• **Your goal**:
Filter the entries down to the lines holding "highlight", then copy those lines.

[Source records]
───

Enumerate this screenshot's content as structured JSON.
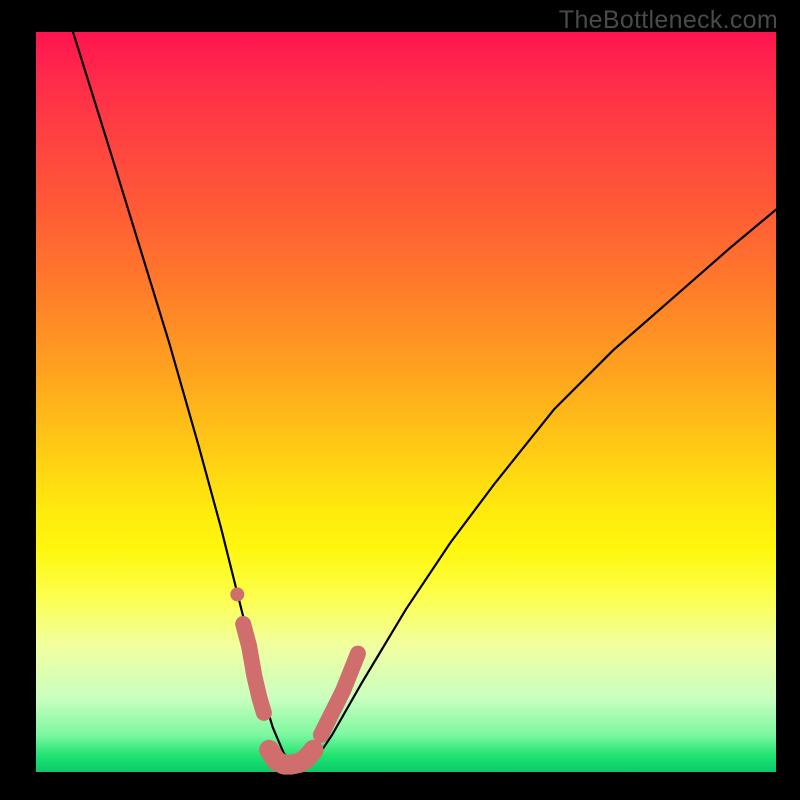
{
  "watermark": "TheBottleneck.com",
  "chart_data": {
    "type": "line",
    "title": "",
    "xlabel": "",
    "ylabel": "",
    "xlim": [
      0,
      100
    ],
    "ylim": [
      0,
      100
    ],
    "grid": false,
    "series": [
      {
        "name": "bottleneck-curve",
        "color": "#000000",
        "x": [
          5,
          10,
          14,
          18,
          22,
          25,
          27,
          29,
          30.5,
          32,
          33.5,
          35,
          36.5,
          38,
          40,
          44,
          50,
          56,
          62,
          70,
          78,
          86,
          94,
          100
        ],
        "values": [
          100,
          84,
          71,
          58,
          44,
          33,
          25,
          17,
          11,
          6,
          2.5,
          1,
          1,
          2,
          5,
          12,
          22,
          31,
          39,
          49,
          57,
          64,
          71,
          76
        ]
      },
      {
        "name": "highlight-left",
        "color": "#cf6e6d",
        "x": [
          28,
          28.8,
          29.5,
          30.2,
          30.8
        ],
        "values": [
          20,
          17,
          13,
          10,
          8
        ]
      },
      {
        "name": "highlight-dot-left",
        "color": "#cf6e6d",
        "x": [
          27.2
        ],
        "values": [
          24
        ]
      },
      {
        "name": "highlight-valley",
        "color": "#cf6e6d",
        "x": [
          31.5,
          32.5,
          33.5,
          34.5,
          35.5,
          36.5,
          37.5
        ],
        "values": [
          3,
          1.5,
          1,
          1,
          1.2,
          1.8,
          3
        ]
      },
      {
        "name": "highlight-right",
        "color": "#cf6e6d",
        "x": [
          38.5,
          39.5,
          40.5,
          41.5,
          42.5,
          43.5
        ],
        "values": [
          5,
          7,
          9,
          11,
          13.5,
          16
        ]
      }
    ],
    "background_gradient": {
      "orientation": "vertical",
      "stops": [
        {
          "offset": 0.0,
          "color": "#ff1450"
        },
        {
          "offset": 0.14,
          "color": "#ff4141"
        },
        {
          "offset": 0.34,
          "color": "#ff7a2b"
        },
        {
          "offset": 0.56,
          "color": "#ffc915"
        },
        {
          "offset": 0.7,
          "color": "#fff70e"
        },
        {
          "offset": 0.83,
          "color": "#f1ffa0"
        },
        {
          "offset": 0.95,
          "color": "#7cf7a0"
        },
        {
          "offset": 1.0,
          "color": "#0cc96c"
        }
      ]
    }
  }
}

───

• **Exercise response**:
        "name": "highlight-left",
        "name": "highlight-dot-left",
        "name": "highlight-valley",
        "name": "highlight-right",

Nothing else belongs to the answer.